Early cartoons were very musical, especially Looney Tunes which by contract had to animate to music owned by Warner Bros. Later, this obligation was removed, but Clampett liked music so much he preserved the tradition more than the other directors.
Many 40s cartoons used background music as sound effects, rather than actually animating to hummable tunes. (Scott Bradley's MGM music is the ultimate example of music not being used as music; instead it just reduntantly echoes the actions in the animation. Try to hum it!) Clampett usually only used sound effects music to link 2 different tunes together.
One of the things Clampett used tunes for was just to put the audience in a good mood and prepare them for the cartoon. Here is a great example of Clampett using really happy, bouncy music for no other reason than to give you pure cartoon fun. What a swell guy! He really loved his audience and always tried to please.
The animation is really happy and totally uses the music to show off what cartoons can do that live action can't. No one at Warner Bros. was more comfortable than Clampett at animating to music. When I watch Friz' few musicals, it looks to me like he is struggling to find actions to fit into the songs. It's very uncomfortable. There will be tons of scenes that aren't very entertaining that are just there to fill in the music. Very awkward-to me, anyway.
Clampett preserved the Fleischer tradition and added his own brand of wackiness to it. The Fleischers did the best musical cartoons ever.

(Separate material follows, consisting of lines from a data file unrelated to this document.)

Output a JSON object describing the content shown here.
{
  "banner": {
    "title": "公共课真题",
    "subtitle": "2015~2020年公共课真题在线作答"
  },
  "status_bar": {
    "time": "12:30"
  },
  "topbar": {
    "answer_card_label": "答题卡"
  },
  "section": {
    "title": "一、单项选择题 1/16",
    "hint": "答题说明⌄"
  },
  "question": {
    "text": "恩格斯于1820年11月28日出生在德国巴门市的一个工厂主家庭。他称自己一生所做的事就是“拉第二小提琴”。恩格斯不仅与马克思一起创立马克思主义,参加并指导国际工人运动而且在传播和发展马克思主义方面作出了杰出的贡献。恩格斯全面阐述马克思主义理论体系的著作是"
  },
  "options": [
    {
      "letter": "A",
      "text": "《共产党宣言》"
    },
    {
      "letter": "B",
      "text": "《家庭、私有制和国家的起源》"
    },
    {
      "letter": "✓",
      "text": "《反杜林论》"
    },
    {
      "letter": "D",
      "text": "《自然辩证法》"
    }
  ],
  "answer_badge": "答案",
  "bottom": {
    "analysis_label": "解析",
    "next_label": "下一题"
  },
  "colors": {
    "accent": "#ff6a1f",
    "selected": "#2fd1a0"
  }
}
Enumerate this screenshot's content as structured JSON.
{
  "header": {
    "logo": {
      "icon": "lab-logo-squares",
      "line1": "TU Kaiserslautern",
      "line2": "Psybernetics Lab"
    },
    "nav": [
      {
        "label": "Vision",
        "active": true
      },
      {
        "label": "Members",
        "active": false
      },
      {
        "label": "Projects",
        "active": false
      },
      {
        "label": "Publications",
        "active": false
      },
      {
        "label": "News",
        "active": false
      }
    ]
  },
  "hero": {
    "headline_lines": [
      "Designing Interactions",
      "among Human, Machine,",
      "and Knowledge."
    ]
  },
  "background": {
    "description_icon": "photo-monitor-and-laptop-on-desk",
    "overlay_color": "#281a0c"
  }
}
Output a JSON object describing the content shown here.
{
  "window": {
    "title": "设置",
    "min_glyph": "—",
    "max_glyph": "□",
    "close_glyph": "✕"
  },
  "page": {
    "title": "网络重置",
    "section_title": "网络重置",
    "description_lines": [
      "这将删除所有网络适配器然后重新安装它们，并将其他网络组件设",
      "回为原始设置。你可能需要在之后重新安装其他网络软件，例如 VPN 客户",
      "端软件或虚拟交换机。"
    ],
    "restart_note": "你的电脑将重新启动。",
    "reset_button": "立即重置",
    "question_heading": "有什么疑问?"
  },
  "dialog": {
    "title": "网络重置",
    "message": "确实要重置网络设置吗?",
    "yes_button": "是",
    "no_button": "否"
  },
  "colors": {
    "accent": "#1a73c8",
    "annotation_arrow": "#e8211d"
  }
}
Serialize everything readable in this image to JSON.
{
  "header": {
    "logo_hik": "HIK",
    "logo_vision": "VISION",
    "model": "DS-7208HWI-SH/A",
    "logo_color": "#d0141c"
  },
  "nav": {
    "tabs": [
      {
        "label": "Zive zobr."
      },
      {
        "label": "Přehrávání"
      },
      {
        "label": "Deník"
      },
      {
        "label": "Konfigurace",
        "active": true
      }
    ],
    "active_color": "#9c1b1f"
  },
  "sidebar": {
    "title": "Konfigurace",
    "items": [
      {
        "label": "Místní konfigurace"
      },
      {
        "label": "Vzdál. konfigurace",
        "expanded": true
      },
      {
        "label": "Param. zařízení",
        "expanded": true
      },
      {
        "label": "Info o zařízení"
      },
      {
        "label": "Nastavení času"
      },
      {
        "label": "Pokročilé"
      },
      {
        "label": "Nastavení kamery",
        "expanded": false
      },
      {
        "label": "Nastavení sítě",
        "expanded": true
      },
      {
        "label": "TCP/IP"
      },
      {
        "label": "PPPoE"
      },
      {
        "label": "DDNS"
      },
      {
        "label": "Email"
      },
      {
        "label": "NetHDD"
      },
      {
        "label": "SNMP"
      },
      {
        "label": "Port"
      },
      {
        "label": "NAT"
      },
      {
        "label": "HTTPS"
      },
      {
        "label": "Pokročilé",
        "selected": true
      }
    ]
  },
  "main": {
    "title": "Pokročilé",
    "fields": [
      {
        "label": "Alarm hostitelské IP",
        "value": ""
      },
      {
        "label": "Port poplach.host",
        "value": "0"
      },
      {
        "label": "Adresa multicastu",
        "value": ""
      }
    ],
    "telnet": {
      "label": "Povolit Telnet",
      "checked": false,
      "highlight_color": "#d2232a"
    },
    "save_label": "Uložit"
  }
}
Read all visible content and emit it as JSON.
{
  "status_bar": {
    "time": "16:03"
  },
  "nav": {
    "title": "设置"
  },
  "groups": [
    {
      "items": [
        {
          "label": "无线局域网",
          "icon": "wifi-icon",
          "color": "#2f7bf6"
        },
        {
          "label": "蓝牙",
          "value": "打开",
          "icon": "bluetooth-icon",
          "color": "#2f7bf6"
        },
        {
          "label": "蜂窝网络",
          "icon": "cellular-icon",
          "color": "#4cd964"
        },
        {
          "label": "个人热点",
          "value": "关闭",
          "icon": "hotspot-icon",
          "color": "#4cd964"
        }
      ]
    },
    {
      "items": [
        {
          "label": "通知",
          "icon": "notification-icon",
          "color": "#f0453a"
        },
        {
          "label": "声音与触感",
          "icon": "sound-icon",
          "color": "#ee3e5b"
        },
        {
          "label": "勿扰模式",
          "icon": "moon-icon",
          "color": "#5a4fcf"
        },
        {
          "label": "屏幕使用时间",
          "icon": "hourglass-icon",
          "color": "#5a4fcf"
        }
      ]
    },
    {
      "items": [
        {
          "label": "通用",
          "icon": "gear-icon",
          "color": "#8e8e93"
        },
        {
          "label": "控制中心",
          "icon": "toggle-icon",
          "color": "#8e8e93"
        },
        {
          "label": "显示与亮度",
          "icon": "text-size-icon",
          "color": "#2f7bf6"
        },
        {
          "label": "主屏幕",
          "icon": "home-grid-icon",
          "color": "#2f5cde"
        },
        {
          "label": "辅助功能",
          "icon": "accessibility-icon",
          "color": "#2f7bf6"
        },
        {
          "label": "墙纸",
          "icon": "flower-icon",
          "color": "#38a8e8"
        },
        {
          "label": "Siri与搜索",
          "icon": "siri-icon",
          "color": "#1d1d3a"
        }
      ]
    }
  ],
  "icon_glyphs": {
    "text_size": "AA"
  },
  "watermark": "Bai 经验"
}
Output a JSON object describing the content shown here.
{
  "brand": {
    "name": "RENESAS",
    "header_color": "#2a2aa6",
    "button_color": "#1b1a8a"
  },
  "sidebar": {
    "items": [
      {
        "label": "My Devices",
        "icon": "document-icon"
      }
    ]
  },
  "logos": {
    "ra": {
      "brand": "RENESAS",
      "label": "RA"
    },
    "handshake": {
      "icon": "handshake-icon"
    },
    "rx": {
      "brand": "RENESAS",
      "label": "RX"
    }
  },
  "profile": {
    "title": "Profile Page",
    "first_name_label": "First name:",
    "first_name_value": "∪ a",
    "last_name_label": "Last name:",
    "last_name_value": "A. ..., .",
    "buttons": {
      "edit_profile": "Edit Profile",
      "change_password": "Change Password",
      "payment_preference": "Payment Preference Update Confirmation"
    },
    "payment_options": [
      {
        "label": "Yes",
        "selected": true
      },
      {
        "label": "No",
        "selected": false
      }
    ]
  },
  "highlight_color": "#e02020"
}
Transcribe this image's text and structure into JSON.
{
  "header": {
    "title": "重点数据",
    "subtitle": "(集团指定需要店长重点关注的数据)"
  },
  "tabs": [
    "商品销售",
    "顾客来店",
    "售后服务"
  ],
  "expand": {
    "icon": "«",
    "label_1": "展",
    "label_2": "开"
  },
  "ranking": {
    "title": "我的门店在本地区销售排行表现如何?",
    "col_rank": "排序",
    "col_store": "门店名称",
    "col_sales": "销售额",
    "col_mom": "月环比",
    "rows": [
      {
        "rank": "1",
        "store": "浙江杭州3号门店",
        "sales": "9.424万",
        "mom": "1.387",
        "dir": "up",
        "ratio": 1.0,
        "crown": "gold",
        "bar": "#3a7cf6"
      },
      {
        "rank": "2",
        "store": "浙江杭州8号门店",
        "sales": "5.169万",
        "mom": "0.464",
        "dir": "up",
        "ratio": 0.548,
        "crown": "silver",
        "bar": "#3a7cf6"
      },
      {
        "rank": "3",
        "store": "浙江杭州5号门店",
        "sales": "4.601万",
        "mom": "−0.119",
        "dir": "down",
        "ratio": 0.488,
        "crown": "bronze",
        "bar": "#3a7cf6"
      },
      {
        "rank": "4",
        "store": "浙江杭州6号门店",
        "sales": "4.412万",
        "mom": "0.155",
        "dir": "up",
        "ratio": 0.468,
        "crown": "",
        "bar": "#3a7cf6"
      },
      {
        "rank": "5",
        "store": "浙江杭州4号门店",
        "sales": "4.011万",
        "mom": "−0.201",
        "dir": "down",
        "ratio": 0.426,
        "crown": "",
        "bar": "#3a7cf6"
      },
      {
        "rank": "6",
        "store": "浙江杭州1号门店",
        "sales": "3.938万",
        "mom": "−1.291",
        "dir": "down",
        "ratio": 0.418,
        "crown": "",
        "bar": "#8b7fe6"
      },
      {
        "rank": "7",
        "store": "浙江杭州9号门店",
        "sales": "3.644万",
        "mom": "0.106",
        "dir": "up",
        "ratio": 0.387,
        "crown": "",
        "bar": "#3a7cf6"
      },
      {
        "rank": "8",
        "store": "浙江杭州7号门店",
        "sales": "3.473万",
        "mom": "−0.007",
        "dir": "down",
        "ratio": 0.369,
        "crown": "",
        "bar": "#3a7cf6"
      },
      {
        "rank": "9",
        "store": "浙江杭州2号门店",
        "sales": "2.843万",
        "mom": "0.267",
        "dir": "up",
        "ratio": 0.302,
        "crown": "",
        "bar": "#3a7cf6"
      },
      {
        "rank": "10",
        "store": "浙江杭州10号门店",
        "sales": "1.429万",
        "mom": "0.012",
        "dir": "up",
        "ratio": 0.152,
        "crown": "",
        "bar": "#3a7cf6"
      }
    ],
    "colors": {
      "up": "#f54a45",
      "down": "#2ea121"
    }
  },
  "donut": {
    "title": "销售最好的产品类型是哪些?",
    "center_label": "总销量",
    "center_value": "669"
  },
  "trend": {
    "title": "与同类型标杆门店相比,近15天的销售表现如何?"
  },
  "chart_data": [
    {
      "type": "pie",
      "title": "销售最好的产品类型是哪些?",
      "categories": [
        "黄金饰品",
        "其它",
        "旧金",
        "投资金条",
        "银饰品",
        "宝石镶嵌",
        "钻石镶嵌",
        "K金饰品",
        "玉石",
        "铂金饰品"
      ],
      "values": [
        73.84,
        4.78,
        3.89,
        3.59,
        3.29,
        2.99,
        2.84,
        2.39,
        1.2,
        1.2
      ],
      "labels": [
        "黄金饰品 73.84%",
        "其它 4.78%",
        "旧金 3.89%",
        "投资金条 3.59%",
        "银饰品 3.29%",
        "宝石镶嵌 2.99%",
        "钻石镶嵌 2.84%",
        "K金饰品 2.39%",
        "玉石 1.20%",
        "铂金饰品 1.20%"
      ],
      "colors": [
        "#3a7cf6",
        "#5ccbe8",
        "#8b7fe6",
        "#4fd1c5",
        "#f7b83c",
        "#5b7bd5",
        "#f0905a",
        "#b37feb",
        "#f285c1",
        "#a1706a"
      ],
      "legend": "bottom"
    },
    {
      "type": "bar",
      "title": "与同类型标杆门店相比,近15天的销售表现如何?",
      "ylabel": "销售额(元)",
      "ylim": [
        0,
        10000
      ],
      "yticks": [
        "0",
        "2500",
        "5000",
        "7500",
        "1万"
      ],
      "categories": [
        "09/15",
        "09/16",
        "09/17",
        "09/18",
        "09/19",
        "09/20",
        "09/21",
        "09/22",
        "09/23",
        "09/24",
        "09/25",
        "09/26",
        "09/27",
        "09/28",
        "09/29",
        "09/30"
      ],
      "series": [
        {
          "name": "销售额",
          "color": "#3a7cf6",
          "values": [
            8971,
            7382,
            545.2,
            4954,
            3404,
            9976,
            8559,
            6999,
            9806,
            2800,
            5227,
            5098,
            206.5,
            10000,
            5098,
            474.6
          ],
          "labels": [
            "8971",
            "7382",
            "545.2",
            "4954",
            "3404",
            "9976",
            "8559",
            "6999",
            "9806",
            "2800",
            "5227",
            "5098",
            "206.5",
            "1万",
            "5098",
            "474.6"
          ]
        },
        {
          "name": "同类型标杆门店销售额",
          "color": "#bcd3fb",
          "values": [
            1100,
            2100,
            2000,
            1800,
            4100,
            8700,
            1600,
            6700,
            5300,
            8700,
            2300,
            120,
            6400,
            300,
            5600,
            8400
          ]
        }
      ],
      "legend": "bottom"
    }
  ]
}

Notice how all this cuteness and young hearted playfullness ends with a sick joke! Good old Bob!